Instead of cooking up a new list, I'm beginning the year by offering a reminder of some of what we learned five years ago about what makes the difference between grassroots grantmaking that is powerful, strategic and sustainable, and work that is destined to disappoint.
The most promising and most powerful grassroots grantmaking programs share these characteristics:
- Expectations are realistic and aligned: The best programs have clearly articulated goals that are realistic and in line with the scale of resources that has been committed.
- Big Thinking about return on investment: Program staff, executive staff, grantmaking committee members, foundation board members, technical assistance providers, evaluators and grantees understand that return on investment in the grassroots grantmaking setting extends beyond the impact of the individual projects or groups that receive funding.

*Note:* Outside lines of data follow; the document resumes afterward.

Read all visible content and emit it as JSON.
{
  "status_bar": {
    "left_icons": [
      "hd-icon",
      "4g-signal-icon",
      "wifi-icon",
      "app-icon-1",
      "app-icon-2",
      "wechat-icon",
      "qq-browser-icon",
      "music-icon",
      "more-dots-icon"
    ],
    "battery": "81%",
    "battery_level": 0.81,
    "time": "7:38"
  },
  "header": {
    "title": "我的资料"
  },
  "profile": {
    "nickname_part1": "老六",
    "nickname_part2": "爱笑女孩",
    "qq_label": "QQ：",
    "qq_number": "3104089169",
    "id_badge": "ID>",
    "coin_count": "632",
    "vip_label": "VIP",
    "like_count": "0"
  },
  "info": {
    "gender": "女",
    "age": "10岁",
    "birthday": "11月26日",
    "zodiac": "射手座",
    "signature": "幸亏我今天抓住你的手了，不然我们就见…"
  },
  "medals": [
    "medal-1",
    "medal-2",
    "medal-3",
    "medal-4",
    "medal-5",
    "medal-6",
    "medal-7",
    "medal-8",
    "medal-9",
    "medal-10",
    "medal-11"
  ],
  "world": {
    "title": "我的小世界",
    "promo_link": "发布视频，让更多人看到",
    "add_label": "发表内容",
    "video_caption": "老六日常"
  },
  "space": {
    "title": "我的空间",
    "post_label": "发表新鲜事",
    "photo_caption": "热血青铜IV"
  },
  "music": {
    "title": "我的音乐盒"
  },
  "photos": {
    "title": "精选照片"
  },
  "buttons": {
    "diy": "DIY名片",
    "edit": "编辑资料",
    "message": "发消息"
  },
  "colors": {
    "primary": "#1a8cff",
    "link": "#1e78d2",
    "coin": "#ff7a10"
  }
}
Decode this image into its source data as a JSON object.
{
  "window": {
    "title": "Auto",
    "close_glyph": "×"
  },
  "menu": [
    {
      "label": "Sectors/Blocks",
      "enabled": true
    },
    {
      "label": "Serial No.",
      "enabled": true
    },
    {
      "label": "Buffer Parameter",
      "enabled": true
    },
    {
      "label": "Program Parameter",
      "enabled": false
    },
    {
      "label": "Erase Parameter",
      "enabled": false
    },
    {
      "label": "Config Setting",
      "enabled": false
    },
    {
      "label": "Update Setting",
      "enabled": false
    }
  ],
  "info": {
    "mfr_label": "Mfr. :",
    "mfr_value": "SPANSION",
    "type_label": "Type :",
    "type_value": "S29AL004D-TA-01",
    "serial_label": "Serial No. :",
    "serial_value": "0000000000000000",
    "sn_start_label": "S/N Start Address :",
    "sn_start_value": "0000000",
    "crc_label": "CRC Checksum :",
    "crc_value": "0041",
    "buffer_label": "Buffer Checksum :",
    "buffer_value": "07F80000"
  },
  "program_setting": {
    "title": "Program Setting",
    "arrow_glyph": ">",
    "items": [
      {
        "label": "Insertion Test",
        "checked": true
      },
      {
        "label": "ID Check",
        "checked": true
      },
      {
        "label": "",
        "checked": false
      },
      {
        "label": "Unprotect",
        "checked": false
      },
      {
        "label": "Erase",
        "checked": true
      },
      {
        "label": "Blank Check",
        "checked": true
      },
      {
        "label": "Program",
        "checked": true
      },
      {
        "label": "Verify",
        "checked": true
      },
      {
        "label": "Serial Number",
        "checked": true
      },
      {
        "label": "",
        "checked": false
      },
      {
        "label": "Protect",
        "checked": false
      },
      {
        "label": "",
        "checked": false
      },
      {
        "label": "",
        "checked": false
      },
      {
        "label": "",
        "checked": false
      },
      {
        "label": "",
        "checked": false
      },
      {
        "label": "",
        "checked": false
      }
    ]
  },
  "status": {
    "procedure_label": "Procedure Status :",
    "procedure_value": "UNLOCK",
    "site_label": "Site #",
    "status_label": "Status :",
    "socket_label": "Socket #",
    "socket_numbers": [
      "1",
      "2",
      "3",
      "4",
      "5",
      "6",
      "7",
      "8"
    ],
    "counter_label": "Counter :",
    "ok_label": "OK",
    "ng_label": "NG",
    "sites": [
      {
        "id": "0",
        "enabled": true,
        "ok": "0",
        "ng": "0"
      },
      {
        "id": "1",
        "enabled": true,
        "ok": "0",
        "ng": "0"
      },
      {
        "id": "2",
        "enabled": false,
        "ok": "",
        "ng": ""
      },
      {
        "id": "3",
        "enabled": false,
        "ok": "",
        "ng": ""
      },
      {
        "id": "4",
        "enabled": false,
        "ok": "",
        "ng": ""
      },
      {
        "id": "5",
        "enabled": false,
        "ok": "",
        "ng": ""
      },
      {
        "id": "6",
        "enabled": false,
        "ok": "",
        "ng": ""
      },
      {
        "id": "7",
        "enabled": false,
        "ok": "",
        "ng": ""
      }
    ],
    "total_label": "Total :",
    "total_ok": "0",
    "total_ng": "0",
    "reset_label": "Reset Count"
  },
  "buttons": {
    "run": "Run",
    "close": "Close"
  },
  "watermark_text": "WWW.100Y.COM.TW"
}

Return on investment is viewed with bifocal lenses - looking simultaneously at individual groups, grants and projects and the collective impact of grassroots grantmaking work on individuals, neighborhoods, communities, the host funding organization and the local funding community.
- Patient money: The best programs have a stable source of funding that is positioned for the long-term. Yes, I know - this sounds like the hard one. But what I've seen is that it's really the easy one if you pay attention to the other four!
- High-level institutional commitment: These best work is done in places where there is a strong and palpable high-level commitment to the values of diversity and resident engagement within the host funding organization. This means that there are many champions for the work inside a funding organization and not just one champion. This, in my opnion, is perhaps the most important linchpin of successful grassroots grantmaking programs. If the people at the top don't get it - and I mean really get it in their hearts and their heads, not just "go along" get it - then everything else is tenuous.
- Trust: The best work is done when funders work from a position of trust and understand what it means to work from a "we begin with residents" perspective and why it is in their best interest to have residents in the foreground rather than the background. It also comes when the funder understands that the goal of grassroots grantmaking is supporting active citizenship and building civic capacity and not providing seed money to help baby non-profits grow into efficient service delivery entities. When there's trust, there's a better opportunity for co-learning and traveling down the road together and a better understanding of the risks that are involved (or are just imagined).
I hope you'll join me in looking forward with the insights that come from looking backward, and think about what you can do this year to strengthen your grassroots grantmaking work, perhaps using these five factors as your starting point. And if you can't focus on all 5, hover there at the end of the list on numbers 4 and 5. These are the big ones.
I look forward to coninuing the journey togther this year and would love to know what you have in mind for the year to come. Post a comment to share your thinking or email me directly.